======== AVAILABLE DATA

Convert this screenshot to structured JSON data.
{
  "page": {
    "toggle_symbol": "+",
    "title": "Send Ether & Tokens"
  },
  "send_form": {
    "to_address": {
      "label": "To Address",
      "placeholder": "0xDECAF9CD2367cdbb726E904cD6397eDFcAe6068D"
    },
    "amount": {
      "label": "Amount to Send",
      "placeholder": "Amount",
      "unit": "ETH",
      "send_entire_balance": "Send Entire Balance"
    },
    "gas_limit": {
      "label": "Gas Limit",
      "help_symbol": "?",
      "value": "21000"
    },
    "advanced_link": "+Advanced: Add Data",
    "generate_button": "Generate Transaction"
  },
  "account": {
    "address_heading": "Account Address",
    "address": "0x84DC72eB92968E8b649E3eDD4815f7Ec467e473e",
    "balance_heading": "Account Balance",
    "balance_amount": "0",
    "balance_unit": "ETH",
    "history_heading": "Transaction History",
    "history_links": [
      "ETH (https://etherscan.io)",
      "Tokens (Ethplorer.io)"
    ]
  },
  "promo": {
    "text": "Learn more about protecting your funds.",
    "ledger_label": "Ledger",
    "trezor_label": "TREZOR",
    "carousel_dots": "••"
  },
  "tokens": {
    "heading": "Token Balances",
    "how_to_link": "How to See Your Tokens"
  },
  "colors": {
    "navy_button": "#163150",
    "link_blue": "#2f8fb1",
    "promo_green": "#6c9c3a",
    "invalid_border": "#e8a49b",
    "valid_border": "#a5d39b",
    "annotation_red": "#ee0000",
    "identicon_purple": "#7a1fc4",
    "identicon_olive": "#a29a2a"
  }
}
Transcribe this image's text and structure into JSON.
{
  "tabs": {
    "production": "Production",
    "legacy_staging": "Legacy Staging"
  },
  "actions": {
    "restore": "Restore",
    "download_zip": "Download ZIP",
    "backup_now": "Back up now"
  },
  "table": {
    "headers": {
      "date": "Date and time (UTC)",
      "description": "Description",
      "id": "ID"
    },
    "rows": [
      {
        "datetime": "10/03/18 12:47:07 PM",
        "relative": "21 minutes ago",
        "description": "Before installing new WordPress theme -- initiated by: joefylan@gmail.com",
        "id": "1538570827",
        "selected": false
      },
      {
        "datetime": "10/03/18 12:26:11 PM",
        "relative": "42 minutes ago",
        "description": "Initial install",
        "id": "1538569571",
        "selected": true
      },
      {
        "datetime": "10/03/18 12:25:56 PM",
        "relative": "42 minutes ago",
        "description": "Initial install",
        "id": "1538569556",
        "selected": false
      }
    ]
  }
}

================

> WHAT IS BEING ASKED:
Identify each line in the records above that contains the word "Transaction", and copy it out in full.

> OUTPUT FOR THIS TASK:
    "generate_button": "Generate Transaction"
    "history_heading": "Transaction History",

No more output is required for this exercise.